▸ Assignment: Every record that follows should be written out word for word; the pictures stay out.

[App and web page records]

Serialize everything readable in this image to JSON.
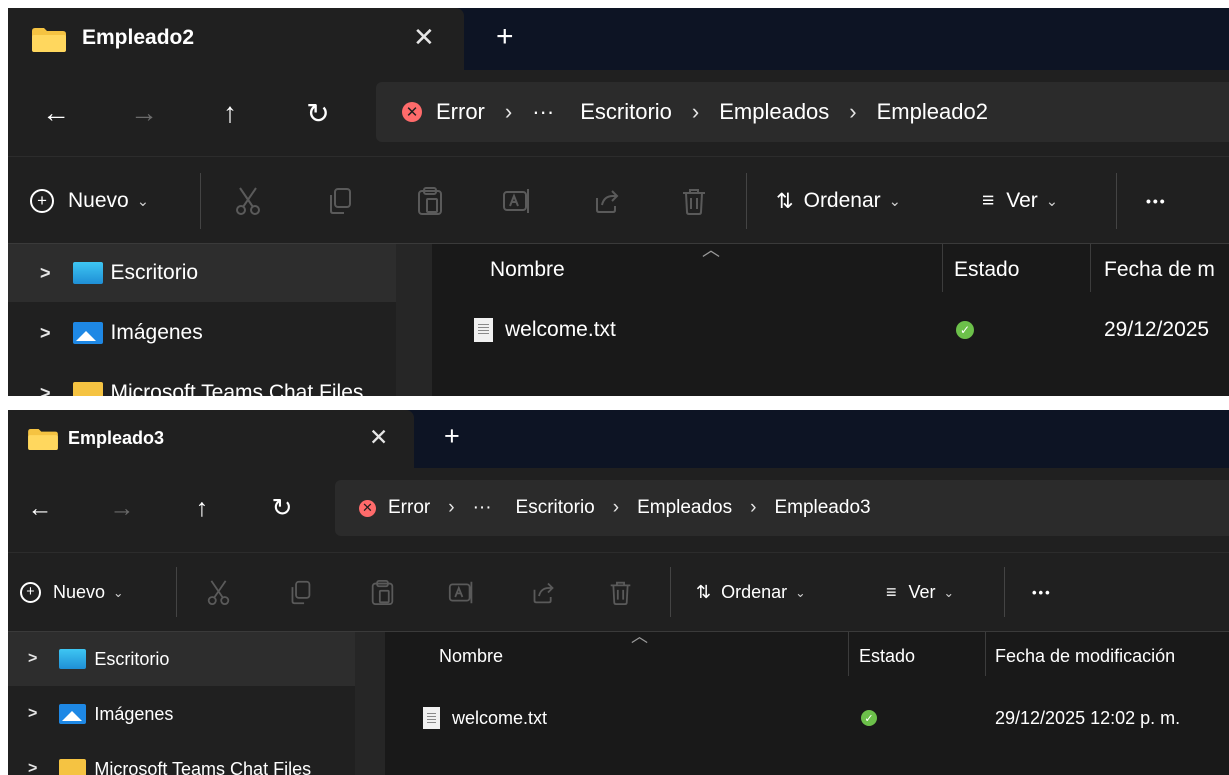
{
  "windows": [
    {
      "tab": {
        "title": "Empleado2",
        "close": "✕",
        "add": "+"
      },
      "nav": {
        "back": "←",
        "forward": "→",
        "up": "↑",
        "refresh": "↻"
      },
      "address": {
        "error_label": "Error",
        "ellipsis": "···",
        "crumbs": [
          "Escritorio",
          "Empleados",
          "Empleado2"
        ],
        "sep": "›"
      },
      "toolbar": {
        "new_label": "Nuevo",
        "sort_label": "Ordenar",
        "view_label": "Ver",
        "more": "•••"
      },
      "sidebar": [
        {
          "label": "Escritorio",
          "icon": "desktop-icon",
          "selected": true
        },
        {
          "label": "Imágenes",
          "icon": "pictures-icon",
          "selected": false
        },
        {
          "label": "Microsoft Teams Chat Files",
          "icon": "folder-icon",
          "selected": false
        }
      ],
      "columns": [
        "Nombre",
        "Estado",
        "Fecha de m"
      ],
      "files": [
        {
          "name": "welcome.txt",
          "status": "✓",
          "date": "29/12/2025"
        }
      ]
    },
    {
      "tab": {
        "title": "Empleado3",
        "close": "✕",
        "add": "+"
      },
      "nav": {
        "back": "←",
        "forward": "→",
        "up": "↑",
        "refresh": "↻"
      },
      "address": {
        "error_label": "Error",
        "ellipsis": "···",
        "crumbs": [
          "Escritorio",
          "Empleados",
          "Empleado3"
        ],
        "sep": "›"
      },
      "toolbar": {
        "new_label": "Nuevo",
        "sort_label": "Ordenar",
        "view_label": "Ver",
        "more": "•••"
      },
      "sidebar": [
        {
          "label": "Escritorio",
          "icon": "desktop-icon",
          "selected": true
        },
        {
          "label": "Imágenes",
          "icon": "pictures-icon",
          "selected": false
        },
        {
          "label": "Microsoft Teams Chat Files",
          "icon": "folder-icon",
          "selected": false
        }
      ],
      "columns": [
        "Nombre",
        "Estado",
        "Fecha de modificación"
      ],
      "files": [
        {
          "name": "welcome.txt",
          "status": "✓",
          "date": "29/12/2025 12:02 p. m."
        }
      ]
    }
  ],
  "colors": {
    "window_bg": "#191919",
    "tabstrip_bg": "#0d1424",
    "chrome_bg": "#202020",
    "address_bg": "#2b2b2b",
    "error_red": "#ff6b6b",
    "ok_green": "#6cc04a",
    "folder_yellow": "#f5c342"
  }
}
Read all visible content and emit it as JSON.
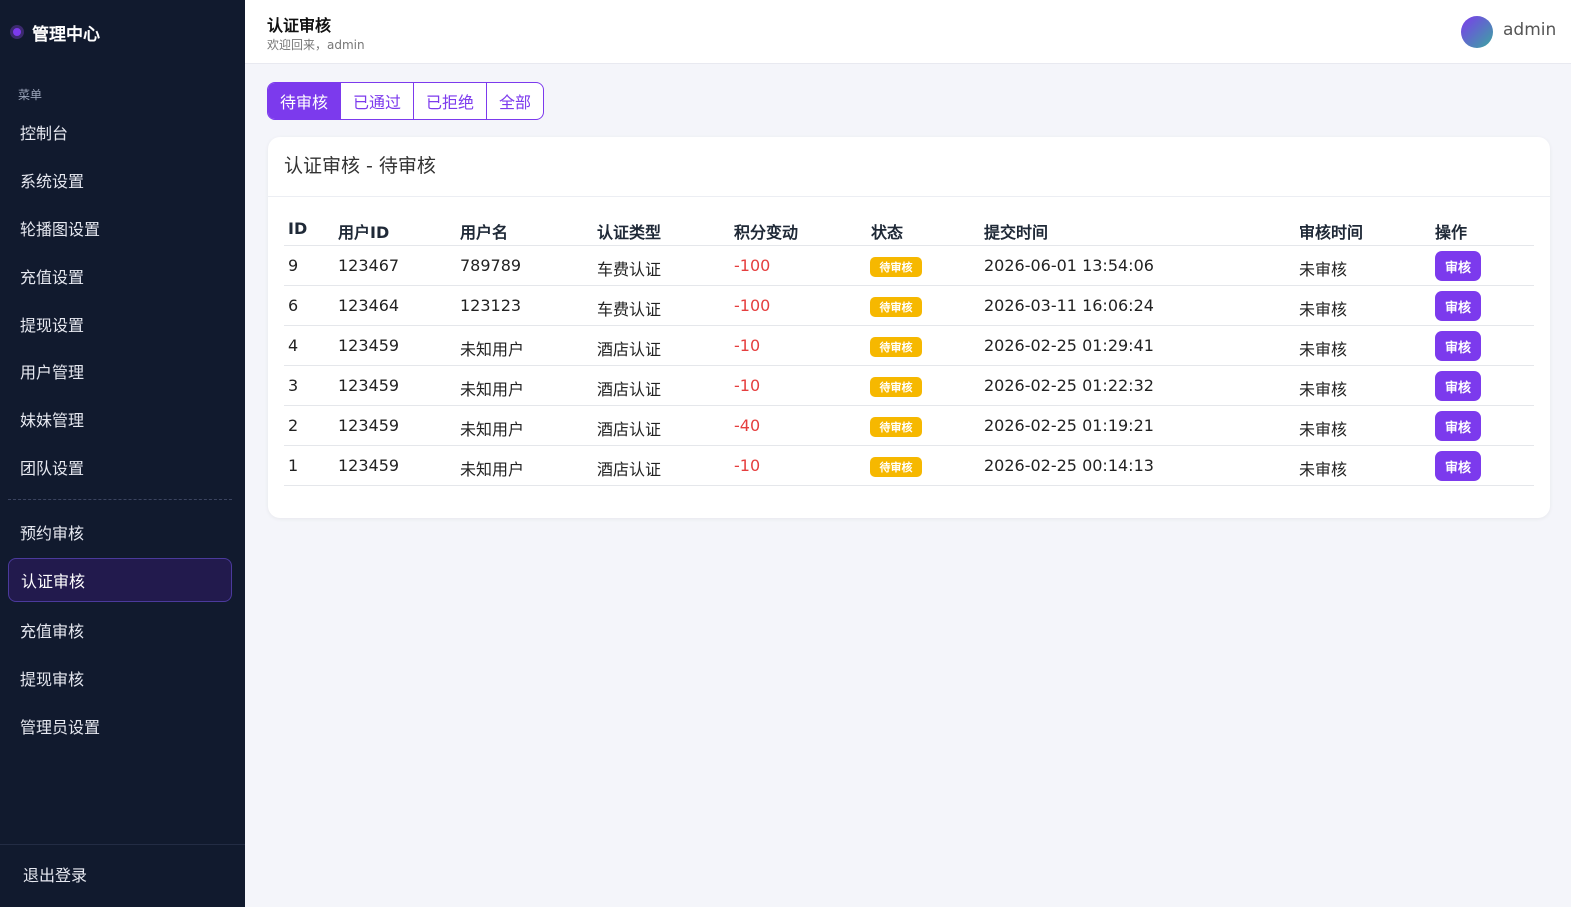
{
  "sidebar": {
    "brand": "管理中心",
    "menu_caption": "菜单",
    "items": [
      {
        "label": "控制台"
      },
      {
        "label": "系统设置"
      },
      {
        "label": "轮播图设置"
      },
      {
        "label": "充值设置"
      },
      {
        "label": "提现设置"
      },
      {
        "label": "用户管理"
      },
      {
        "label": "妹妹管理"
      },
      {
        "label": "团队设置"
      },
      {
        "label": "预约审核"
      },
      {
        "label": "认证审核"
      },
      {
        "label": "充值审核"
      },
      {
        "label": "提现审核"
      },
      {
        "label": "管理员设置"
      }
    ],
    "active_item": "认证审核",
    "logout": "退出登录"
  },
  "header": {
    "title": "认证审核",
    "welcome": "欢迎回来，admin",
    "username": "admin"
  },
  "tabs": [
    {
      "label": "待审核"
    },
    {
      "label": "已通过"
    },
    {
      "label": "已拒绝"
    },
    {
      "label": "全部"
    }
  ],
  "active_tab": "待审核",
  "card": {
    "title": "认证审核 - 待审核"
  },
  "table": {
    "headers": [
      "ID",
      "用户ID",
      "用户名",
      "认证类型",
      "积分变动",
      "状态",
      "提交时间",
      "审核时间",
      "操作"
    ],
    "rows": [
      {
        "id": "9",
        "user_id": "123467",
        "username": "789789",
        "type": "车费认证",
        "delta": "-100",
        "status": "待审核",
        "submitted": "2026-06-01 13:54:06",
        "reviewed": "未审核",
        "action": "审核"
      },
      {
        "id": "6",
        "user_id": "123464",
        "username": "123123",
        "type": "车费认证",
        "delta": "-100",
        "status": "待审核",
        "submitted": "2026-03-11 16:06:24",
        "reviewed": "未审核",
        "action": "审核"
      },
      {
        "id": "4",
        "user_id": "123459",
        "username": "未知用户",
        "type": "酒店认证",
        "delta": "-10",
        "status": "待审核",
        "submitted": "2026-02-25 01:29:41",
        "reviewed": "未审核",
        "action": "审核"
      },
      {
        "id": "3",
        "user_id": "123459",
        "username": "未知用户",
        "type": "酒店认证",
        "delta": "-10",
        "status": "待审核",
        "submitted": "2026-02-25 01:22:32",
        "reviewed": "未审核",
        "action": "审核"
      },
      {
        "id": "2",
        "user_id": "123459",
        "username": "未知用户",
        "type": "酒店认证",
        "delta": "-40",
        "status": "待审核",
        "submitted": "2026-02-25 01:19:21",
        "reviewed": "未审核",
        "action": "审核"
      },
      {
        "id": "1",
        "user_id": "123459",
        "username": "未知用户",
        "type": "酒店认证",
        "delta": "-10",
        "status": "待审核",
        "submitted": "2026-02-25 00:14:13",
        "reviewed": "未审核",
        "action": "审核"
      }
    ]
  },
  "colors": {
    "accent": "#7c3aed",
    "sidebar_bg": "#111a2e",
    "badge_pending": "#f6b800",
    "negative": "#e53e3e"
  }
}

▸ Solution to the exercise:
Serialize everything readable in this image to JSON.
{
  "windows": [
    {
      "tab": {
        "title": "Empleado2",
        "close": "✕",
        "add": "+"
      },
      "nav": {
        "back": "←",
        "forward": "→",
        "up": "↑",
        "refresh": "↻"
      },
      "address": {
        "error_label": "Error",
        "ellipsis": "···",
        "crumbs": [
          "Escritorio",
          "Empleados",
          "Empleado2"
        ],
        "sep": "›"
      },
      "toolbar": {
        "new_label": "Nuevo",
        "sort_label": "Ordenar",
        "view_label": "Ver",
        "more": "•••"
      },
      "sidebar": [
        {
          "label": "Escritorio",
          "icon": "desktop-icon",
          "selected": true
        },
        {
          "label": "Imágenes",
          "icon": "pictures-icon",
          "selected": false
        },
        {
          "label": "Microsoft Teams Chat Files",
          "icon": "folder-icon",
          "selected": false
        }
      ],
      "columns": [
        "Nombre",
        "Estado",
        "Fecha de m"
      ],
      "files": [
        {
          "name": "welcome.txt",
          "status": "✓",
          "date": "29/12/2025"
        }
      ]
    },
    {
      "tab": {
        "title": "Empleado3",
        "close": "✕",
        "add": "+"
      },
      "nav": {
        "back": "←",
        "forward": "→",
        "up": "↑",
        "refresh": "↻"
      },
      "address": {
        "error_label": "Error",
        "ellipsis": "···",
        "crumbs": [
          "Escritorio",
          "Empleados",
          "Empleado3"
        ],
        "sep": "›"
      },
      "toolbar": {
        "new_label": "Nuevo",
        "sort_label": "Ordenar",
        "view_label": "Ver",
        "more": "•••"
      },
      "sidebar": [
        {
          "label": "Escritorio",
          "icon": "desktop-icon",
          "selected": true
        },
        {
          "label": "Imágenes",
          "icon": "pictures-icon",
          "selected": false
        },
        {
          "label": "Microsoft Teams Chat Files",
          "icon": "folder-icon",
          "selected": false
        }
      ],
      "columns": [
        "Nombre",
        "Estado",
        "Fecha de modificación"
      ],
      "files": [
        {
          "name": "welcome.txt",
          "status": "✓",
          "date": "29/12/2025 12:02 p. m."
        }
      ]
    }
  ],
  "colors": {
    "window_bg": "#191919",
    "tabstrip_bg": "#0d1424",
    "chrome_bg": "#202020",
    "address_bg": "#2b2b2b",
    "error_red": "#ff6b6b",
    "ok_green": "#6cc04a",
    "folder_yellow": "#f5c342"
  }
}
Read all visible content and emit it as JSON.
{
  "sidebar": {
    "brand": "管理中心",
    "menu_caption": "菜单",
    "items": [
      {
        "label": "控制台"
      },
      {
        "label": "系统设置"
      },
      {
        "label": "轮播图设置"
      },
      {
        "label": "充值设置"
      },
      {
        "label": "提现设置"
      },
      {
        "label": "用户管理"
      },
      {
        "label": "妹妹管理"
      },
      {
        "label": "团队设置"
      },
      {
        "label": "预约审核"
      },
      {
        "label": "认证审核"
      },
      {
        "label": "充值审核"
      },
      {
        "label": "提现审核"
      },
      {
        "label": "管理员设置"
      }
    ],
    "active_item": "认证审核",
    "logout": "退出登录"
  },
  "header": {
    "title": "认证审核",
    "welcome": "欢迎回来，admin",
    "username": "admin"
  },
  "tabs": [
    {
      "label": "待审核"
    },
    {
      "label": "已通过"
    },
    {
      "label": "已拒绝"
    },
    {
      "label": "全部"
    }
  ],
  "active_tab": "待审核",
  "card": {
    "title": "认证审核 - 待审核"
  },
  "table": {
    "headers": [
      "ID",
      "用户ID",
      "用户名",
      "认证类型",
      "积分变动",
      "状态",
      "提交时间",
      "审核时间",
      "操作"
    ],
    "rows": [
      {
        "id": "9",
        "user_id": "123467",
        "username": "789789",
        "type": "车费认证",
        "delta": "-100",
        "status": "待审核",
        "submitted": "2026-06-01 13:54:06",
        "reviewed": "未审核",
        "action": "审核"
      },
      {
        "id": "6",
        "user_id": "123464",
        "username": "123123",
        "type": "车费认证",
        "delta": "-100",
        "status": "待审核",
        "submitted": "2026-03-11 16:06:24",
        "reviewed": "未审核",
        "action": "审核"
      },
      {
        "id": "4",
        "user_id": "123459",
        "username": "未知用户",
        "type": "酒店认证",
        "delta": "-10",
        "status": "待审核",
        "submitted": "2026-02-25 01:29:41",
        "reviewed": "未审核",
        "action": "审核"
      },
      {
        "id": "3",
        "user_id": "123459",
        "username": "未知用户",
        "type": "酒店认证",
        "delta": "-10",
        "status": "待审核",
        "submitted": "2026-02-25 01:22:32",
        "reviewed": "未审核",
        "action": "审核"
      },
      {
        "id": "2",
        "user_id": "123459",
        "username": "未知用户",
        "type": "酒店认证",
        "delta": "-40",
        "status": "待审核",
        "submitted": "2026-02-25 01:19:21",
        "reviewed": "未审核",
        "action": "审核"
      },
      {
        "id": "1",
        "user_id": "123459",
        "username": "未知用户",
        "type": "酒店认证",
        "delta": "-10",
        "status": "待审核",
        "submitted": "2026-02-25 00:14:13",
        "reviewed": "未审核",
        "action": "审核"
      }
    ]
  },
  "colors": {
    "accent": "#7c3aed",
    "sidebar_bg": "#111a2e",
    "badge_pending": "#f6b800",
    "negative": "#e53e3e"
  }
}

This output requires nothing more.